* **PROBLEM REQUIREMENTS**
Search for the word "SHIFT" in the entries. Each line that holds it should be copied.

BEGIN INFORMATION SUPPLIED

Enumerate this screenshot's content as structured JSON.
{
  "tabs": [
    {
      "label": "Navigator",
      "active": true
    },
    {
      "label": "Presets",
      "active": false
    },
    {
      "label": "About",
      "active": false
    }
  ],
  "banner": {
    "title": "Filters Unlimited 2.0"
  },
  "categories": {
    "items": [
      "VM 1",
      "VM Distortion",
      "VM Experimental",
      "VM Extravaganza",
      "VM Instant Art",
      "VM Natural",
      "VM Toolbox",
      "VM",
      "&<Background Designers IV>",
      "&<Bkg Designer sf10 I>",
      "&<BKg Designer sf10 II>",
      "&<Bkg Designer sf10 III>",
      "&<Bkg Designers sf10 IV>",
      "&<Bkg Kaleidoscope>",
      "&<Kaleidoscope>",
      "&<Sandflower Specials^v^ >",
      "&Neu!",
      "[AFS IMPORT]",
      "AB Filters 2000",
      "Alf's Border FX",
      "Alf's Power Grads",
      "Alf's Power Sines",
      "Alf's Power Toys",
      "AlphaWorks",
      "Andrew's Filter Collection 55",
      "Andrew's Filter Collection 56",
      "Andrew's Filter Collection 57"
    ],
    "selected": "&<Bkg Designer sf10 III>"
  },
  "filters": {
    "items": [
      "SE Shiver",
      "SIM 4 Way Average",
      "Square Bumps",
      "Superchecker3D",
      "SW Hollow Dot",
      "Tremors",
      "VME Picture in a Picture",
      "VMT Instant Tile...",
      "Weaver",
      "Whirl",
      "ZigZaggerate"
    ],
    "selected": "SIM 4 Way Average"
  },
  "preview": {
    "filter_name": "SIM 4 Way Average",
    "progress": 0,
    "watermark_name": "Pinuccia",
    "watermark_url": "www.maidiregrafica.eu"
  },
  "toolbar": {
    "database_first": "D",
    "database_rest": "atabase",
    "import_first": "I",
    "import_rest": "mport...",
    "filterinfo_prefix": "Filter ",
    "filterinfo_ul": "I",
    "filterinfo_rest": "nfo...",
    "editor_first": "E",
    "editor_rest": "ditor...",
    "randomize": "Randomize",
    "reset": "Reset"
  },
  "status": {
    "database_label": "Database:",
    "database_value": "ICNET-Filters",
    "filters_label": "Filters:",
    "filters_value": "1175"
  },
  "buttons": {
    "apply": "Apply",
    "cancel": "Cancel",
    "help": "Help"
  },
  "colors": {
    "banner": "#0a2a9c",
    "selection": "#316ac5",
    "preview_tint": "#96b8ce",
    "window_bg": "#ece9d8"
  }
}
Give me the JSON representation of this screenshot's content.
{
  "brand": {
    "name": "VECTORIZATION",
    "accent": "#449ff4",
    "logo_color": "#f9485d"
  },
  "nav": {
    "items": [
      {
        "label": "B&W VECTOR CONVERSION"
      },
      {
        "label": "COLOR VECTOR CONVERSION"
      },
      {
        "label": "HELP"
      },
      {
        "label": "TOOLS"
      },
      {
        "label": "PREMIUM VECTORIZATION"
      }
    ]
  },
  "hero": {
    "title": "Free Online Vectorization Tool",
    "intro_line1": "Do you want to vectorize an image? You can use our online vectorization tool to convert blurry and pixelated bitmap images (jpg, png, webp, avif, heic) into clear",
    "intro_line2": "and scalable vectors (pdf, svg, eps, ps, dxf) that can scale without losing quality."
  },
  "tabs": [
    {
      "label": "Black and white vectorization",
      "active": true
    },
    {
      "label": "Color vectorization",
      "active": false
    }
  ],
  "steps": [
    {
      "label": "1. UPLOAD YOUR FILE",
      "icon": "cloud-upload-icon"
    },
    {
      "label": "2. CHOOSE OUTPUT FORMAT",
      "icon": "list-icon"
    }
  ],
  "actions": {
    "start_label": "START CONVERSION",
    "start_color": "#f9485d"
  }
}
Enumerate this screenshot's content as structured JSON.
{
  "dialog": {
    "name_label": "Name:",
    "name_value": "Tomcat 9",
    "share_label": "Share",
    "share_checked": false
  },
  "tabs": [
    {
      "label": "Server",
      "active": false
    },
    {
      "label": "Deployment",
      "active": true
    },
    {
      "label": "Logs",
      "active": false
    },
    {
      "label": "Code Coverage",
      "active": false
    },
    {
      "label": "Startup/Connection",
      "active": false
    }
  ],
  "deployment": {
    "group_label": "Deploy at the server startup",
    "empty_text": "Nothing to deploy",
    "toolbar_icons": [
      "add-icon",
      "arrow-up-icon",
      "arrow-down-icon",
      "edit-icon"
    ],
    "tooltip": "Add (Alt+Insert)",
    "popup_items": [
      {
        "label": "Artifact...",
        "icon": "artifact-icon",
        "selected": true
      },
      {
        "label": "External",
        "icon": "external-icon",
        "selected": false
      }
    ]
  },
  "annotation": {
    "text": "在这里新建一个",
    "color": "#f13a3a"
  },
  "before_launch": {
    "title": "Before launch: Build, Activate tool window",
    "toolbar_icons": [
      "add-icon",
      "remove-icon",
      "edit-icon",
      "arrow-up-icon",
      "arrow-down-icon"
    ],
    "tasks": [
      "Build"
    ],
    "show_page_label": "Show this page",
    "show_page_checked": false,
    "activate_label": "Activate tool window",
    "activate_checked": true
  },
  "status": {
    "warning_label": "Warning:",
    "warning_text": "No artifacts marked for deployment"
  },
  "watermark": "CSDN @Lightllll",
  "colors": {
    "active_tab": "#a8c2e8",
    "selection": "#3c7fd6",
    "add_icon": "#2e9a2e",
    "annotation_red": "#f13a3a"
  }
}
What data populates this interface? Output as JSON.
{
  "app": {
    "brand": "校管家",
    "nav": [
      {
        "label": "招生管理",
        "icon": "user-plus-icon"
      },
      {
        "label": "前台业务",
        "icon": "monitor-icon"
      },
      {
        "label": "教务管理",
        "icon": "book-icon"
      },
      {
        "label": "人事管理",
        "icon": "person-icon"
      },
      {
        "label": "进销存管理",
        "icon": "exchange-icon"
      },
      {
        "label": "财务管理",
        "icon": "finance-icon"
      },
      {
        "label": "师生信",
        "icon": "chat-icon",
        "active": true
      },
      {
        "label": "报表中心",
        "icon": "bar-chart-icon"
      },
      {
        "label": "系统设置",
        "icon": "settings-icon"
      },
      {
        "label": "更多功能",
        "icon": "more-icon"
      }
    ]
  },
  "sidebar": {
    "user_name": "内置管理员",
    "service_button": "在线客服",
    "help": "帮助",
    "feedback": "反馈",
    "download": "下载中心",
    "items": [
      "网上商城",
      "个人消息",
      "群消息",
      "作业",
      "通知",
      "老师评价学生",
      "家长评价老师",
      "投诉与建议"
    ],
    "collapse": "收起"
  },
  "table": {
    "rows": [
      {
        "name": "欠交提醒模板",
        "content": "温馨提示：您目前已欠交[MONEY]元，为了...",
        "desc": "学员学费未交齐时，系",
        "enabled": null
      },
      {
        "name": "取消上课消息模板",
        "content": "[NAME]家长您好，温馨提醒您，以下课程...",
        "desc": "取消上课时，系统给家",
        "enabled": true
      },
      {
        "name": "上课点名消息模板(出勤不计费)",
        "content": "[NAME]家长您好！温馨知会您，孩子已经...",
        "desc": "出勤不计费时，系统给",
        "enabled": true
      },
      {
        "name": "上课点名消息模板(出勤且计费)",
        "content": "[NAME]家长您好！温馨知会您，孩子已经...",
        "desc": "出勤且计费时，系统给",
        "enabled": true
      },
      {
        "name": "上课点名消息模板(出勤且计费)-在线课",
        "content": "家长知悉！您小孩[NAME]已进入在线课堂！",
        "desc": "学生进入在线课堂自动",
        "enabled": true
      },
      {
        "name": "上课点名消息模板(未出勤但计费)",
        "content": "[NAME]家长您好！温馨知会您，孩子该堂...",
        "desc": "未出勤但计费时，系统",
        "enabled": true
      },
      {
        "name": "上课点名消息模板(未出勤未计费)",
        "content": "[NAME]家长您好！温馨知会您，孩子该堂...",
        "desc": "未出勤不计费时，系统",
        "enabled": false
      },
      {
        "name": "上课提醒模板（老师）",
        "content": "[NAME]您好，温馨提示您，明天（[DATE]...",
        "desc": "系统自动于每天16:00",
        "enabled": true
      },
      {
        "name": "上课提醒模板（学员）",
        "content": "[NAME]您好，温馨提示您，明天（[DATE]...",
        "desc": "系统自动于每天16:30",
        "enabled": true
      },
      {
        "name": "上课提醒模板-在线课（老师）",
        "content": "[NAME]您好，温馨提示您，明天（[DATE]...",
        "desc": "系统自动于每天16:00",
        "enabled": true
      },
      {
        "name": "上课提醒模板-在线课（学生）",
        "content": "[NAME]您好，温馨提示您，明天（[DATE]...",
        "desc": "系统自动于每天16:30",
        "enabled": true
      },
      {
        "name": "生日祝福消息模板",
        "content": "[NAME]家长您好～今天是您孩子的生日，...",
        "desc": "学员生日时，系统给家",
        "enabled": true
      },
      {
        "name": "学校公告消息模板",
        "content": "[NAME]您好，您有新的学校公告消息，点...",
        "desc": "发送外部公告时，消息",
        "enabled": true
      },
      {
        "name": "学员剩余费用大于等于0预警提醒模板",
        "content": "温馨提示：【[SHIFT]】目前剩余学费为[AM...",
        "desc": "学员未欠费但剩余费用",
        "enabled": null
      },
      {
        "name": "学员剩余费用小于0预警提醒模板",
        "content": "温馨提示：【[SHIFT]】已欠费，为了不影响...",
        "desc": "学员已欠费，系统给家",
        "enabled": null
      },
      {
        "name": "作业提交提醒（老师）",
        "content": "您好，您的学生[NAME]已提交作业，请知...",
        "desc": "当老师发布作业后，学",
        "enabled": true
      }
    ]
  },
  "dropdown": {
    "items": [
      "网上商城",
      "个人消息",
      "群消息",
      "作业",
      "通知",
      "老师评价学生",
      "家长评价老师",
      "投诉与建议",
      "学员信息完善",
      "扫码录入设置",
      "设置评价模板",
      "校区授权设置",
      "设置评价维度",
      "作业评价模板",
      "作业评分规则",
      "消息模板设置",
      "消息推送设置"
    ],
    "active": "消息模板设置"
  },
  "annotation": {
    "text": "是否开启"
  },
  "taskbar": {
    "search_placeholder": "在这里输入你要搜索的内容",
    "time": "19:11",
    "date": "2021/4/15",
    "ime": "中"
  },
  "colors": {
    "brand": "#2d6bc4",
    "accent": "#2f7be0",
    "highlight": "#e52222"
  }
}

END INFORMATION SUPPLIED

* **EXPECTED ANSWER**
        "content": "温馨提示：【[SHIFT]】目前剩余学费为[AM...",
        "content": "温馨提示：【[SHIFT]】已欠费，为了不影响...",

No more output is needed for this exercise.